The relatively recent developments of feminized and autoflowering seeds get all the attention, but there is still much to love about regular seed. For one, they give you the chance to cook up some exciting crossbreeds.
Growers working with regular seeds have to account for the fact that half their plants could be males, which reduces yield. They can also be more challenging to work with.
While feminized seeds are perfect for commercial growers that want a guaranteed ratio of female to male plants, many home growers choose to plant regular seed because of their ability to produce sex of either gender. Regular seeds are the way to go if you’re an advocate of organic growing and would rather let nature take its course, as well as if you’d like to try your hand at breeding.
You can experiment with a variety of strains by crossing them to create unique cultivars. Mixing an indica and sativa strain, for example, may lead to a more balanced cultivar with a quicker flowering time or even differing terpene profiles.
However, you’ll need to be able to distinguish between the male and female plants and remove them promptly to avoid hermaphroditism. This can be done by observing the plant’s pre-flowering stages to see its sex, or by using a simple reverse pollen method. It’s important to keep in mind that a male plant is needed to achieve any cross-breeding plans, as it will provide the genetic lineage to the next generation of cannabis.
There are a few things to consider when growing regular seeds or clones. Clones are exact copies of their mother plant, which is a big advantage if you want to produce a large harvest in a short amount of time. They can also suffer from problems caused by their mothers (such as powdery mildew) or from contaminants in the soil, so if you are working with clones it is important to keep them quarantined for a few days or weeks before introducing them into your garden.
Another benefit to cloning is that it avoids the need to wait for seeds to germinate and grow into seedlings. However, germination is an important skill that many experienced growers feel is better learned from scratch. Seeds also offer a chance to experiment with phenotypes and can bring in unique characteristics that you cannot duplicate with clones. For example, some growers find that growing from seeds leads to plants with longer, heavier buds.
Pollination is an essential part of the plant reproduction process. It occurs when pollen from a male flower’s anthers rubs or drops onto a female flower’s stigma, fertilizing it and producing seeds. Pollen is released through two tiny pores in a flower’s anthers. Bees bite the anthers and buzz to shake them loose, releasing thousands of pollen grains in under a second.
Other plants rely on insect pollinators, such as tomatoes, strawberries, cranberries, blueberries, almonds and many other fruits and vegetables. Many seed savers grow varieties that bloom at different times to prevent unwanted cross-pollination.
To hand-pollinate a cannabis plant, simply apply pollen from a male flower with a cotton ball or brush to the anther of a female cannabis plant and wait three days until she flowers. A good indicator that a female has been pollinated is the bracts on her buds becoming larger.
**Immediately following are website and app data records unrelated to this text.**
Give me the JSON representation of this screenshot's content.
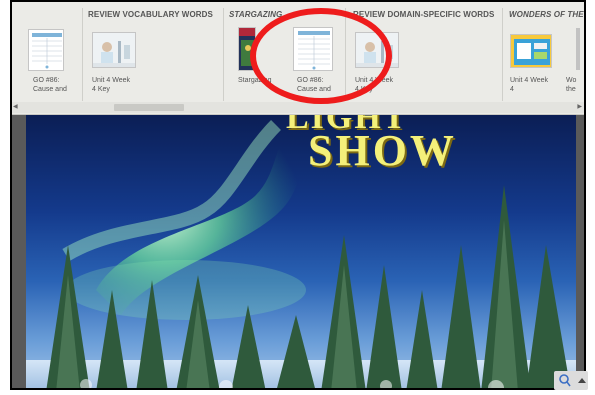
{
  "carousel": {
    "group_headers": [
      "REVIEW VOCABULARY WORDS",
      "STARGAZING",
      "REVIEW DOMAIN-SPECIFIC WORDS",
      "WONDERS OF THE"
    ],
    "items": [
      {
        "caption_line1": "GO #86:",
        "caption_line2": "Cause and"
      },
      {
        "caption_line1": "Unit 4 Week",
        "caption_line2": "4 Key"
      },
      {
        "caption_line1": "Stargazing",
        "caption_line2": ""
      },
      {
        "caption_line1": "GO #86:",
        "caption_line2": "Cause and"
      },
      {
        "caption_line1": "Unit 4 Week",
        "caption_line2": "4 Key"
      },
      {
        "caption_line1": "Unit 4 Week",
        "caption_line2": "4"
      },
      {
        "caption_line1": "Wo",
        "caption_line2": "the"
      }
    ],
    "scroll_left_arrow": "◀",
    "scroll_right_arrow": "▶"
  },
  "page": {
    "title_line1": "LIGHT",
    "title_line2": "SHOW"
  },
  "colors": {
    "highlight_circle": "#ee1c1c",
    "title_text": "#f4f07a"
  }
}
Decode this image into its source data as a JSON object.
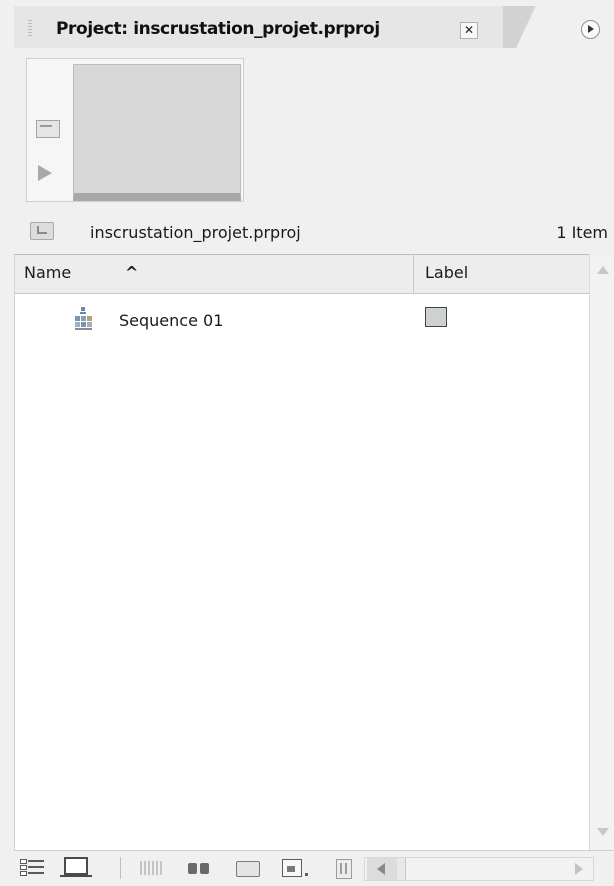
{
  "panel": {
    "tab_title": "Project: inscrustation_projet.prproj",
    "close_glyph": "✕",
    "menu_icon": "panel-menu-icon"
  },
  "project": {
    "name": "inscrustation_projet.prproj",
    "item_count": "1 Item"
  },
  "columns": {
    "name": "Name",
    "sort_glyph": "^",
    "label": "Label"
  },
  "items": [
    {
      "name": "Sequence 01",
      "icon": "sequence-icon",
      "label_color": "#cdd1d1"
    }
  ],
  "toolbar": {
    "icons": [
      "list-view-icon",
      "icon-view-icon",
      "automate-to-sequence-icon",
      "find-icon",
      "new-bin-icon",
      "new-item-icon",
      "clear-icon"
    ]
  },
  "colors": {
    "panel_bg": "#f0f0f0",
    "list_bg": "#ffffff",
    "header_bg": "#ededed"
  }
}
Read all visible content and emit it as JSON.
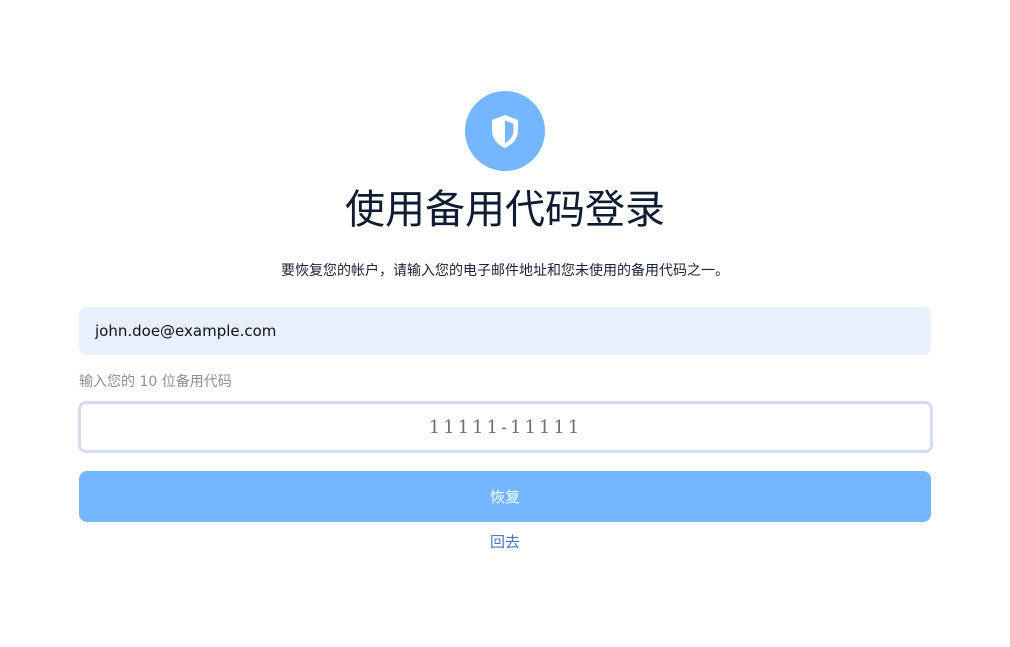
{
  "logo": {
    "icon": "shield-icon",
    "background": "#75b7ff"
  },
  "title": "使用备用代码登录",
  "subtitle": "要恢复您的帐户，请输入您的电子邮件地址和您未使用的备用代码之一。",
  "email_field": {
    "value": "john.doe@example.com"
  },
  "code_field": {
    "label": "输入您的 10 位备用代码",
    "value": "11111-11111"
  },
  "submit_button": {
    "label": "恢复",
    "color": "#75b7ff"
  },
  "back_link": {
    "label": "回去",
    "color": "#4a78c4"
  }
}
They should then swell and become a darker color, as this indicates they have been fertilized.
Saving seeds is a practice that has been around for thousands of years. Indigenous societies and early farmers stewarded their food systems by collecting, saving and planting seeds season after season.
The benefits of seed saving are multifaceted. It’s a way to ensure gardeners have access to traditional varieties, decrease reliance on large corporations and their inconsistent supply chains, and support community connections through events like seed swaps.
The process is relatively simple, but it does require some skill. Knowing which plants will cross-pollinate is key to success. Annual plants that set seed and die in a single growing season are easy to save, while perennials like kale, carrots and onions need two growing seasons to produce seeds. Harvesting wet seed (such as from tomatoes, eggplants and cucumbers) requires careful timing so that the seeds are mature enough to be eaten. The seeds must be removed from the wet pulp or gelatinous coating, and dried thoroughly.